PROBLEM DETAILS » These entries are to be retyped in full, word for word.
#####
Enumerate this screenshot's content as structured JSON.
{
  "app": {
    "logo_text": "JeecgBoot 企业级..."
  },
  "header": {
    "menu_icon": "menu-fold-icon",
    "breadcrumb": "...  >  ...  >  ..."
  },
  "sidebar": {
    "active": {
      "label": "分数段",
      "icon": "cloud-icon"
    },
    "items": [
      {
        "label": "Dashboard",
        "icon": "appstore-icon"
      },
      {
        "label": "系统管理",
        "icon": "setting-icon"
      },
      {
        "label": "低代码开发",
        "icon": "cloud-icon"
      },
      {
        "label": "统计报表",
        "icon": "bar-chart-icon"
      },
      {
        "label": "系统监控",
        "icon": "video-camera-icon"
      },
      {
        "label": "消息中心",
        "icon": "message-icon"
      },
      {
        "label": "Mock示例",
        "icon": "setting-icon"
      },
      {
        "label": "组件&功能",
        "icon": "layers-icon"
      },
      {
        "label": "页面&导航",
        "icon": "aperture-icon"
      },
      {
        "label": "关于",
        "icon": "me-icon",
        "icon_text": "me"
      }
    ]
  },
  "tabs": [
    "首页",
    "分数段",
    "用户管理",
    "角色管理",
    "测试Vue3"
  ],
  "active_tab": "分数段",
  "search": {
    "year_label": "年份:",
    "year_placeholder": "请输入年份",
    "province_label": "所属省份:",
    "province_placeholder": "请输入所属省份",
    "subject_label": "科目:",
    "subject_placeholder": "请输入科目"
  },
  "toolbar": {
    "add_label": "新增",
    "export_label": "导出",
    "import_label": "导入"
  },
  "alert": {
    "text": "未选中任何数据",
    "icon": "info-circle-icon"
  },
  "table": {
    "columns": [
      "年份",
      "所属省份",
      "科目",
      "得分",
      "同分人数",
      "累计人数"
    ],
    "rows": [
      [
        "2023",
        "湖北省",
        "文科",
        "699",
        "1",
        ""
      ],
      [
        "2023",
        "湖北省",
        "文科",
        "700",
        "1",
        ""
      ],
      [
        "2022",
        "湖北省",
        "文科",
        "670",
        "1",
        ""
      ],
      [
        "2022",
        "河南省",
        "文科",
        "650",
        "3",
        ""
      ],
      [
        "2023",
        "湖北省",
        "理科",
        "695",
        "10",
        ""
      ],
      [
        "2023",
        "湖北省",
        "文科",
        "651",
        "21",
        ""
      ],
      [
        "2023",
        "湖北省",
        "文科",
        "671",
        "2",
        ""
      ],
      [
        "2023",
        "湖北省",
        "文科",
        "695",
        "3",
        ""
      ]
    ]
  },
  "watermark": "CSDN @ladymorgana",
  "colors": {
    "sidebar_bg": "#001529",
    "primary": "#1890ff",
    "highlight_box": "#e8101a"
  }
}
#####
RESULT OF THIS EXERCISE »
Enumerate this screenshot's content as structured JSON.
{
  "app": {
    "logo_text": "JeecgBoot 企业级..."
  },
  "header": {
    "menu_icon": "menu-fold-icon",
    "breadcrumb": "...  >  ...  >  ..."
  },
  "sidebar": {
    "active": {
      "label": "分数段",
      "icon": "cloud-icon"
    },
    "items": [
      {
        "label": "Dashboard",
        "icon": "appstore-icon"
      },
      {
        "label": "系统管理",
        "icon": "setting-icon"
      },
      {
        "label": "低代码开发",
        "icon": "cloud-icon"
      },
      {
        "label": "统计报表",
        "icon": "bar-chart-icon"
      },
      {
        "label": "系统监控",
        "icon": "video-camera-icon"
      },
      {
        "label": "消息中心",
        "icon": "message-icon"
      },
      {
        "label": "Mock示例",
        "icon": "setting-icon"
      },
      {
        "label": "组件&功能",
        "icon": "layers-icon"
      },
      {
        "label": "页面&导航",
        "icon": "aperture-icon"
      },
      {
        "label": "关于",
        "icon": "me-icon",
        "icon_text": "me"
      }
    ]
  },
  "tabs": [
    "首页",
    "分数段",
    "用户管理",
    "角色管理",
    "测试Vue3"
  ],
  "active_tab": "分数段",
  "search": {
    "year_label": "年份:",
    "year_placeholder": "请输入年份",
    "province_label": "所属省份:",
    "province_placeholder": "请输入所属省份",
    "subject_label": "科目:",
    "subject_placeholder": "请输入科目"
  },
  "toolbar": {
    "add_label": "新增",
    "export_label": "导出",
    "import_label": "导入"
  },
  "alert": {
    "text": "未选中任何数据",
    "icon": "info-circle-icon"
  },
  "table": {
    "columns": [
      "年份",
      "所属省份",
      "科目",
      "得分",
      "同分人数",
      "累计人数"
    ],
    "rows": [
      [
        "2023",
        "湖北省",
        "文科",
        "699",
        "1",
        ""
      ],
      [
        "2023",
        "湖北省",
        "文科",
        "700",
        "1",
        ""
      ],
      [
        "2022",
        "湖北省",
        "文科",
        "670",
        "1",
        ""
      ],
      [
        "2022",
        "河南省",
        "文科",
        "650",
        "3",
        ""
      ],
      [
        "2023",
        "湖北省",
        "理科",
        "695",
        "10",
        ""
      ],
      [
        "2023",
        "湖北省",
        "文科",
        "651",
        "21",
        ""
      ],
      [
        "2023",
        "湖北省",
        "文科",
        "671",
        "2",
        ""
      ],
      [
        "2023",
        "湖北省",
        "文科",
        "695",
        "3",
        ""
      ]
    ]
  },
  "watermark": "CSDN @ladymorgana",
  "colors": {
    "sidebar_bg": "#001529",
    "primary": "#1890ff",
    "highlight_box": "#e8101a"
  }
}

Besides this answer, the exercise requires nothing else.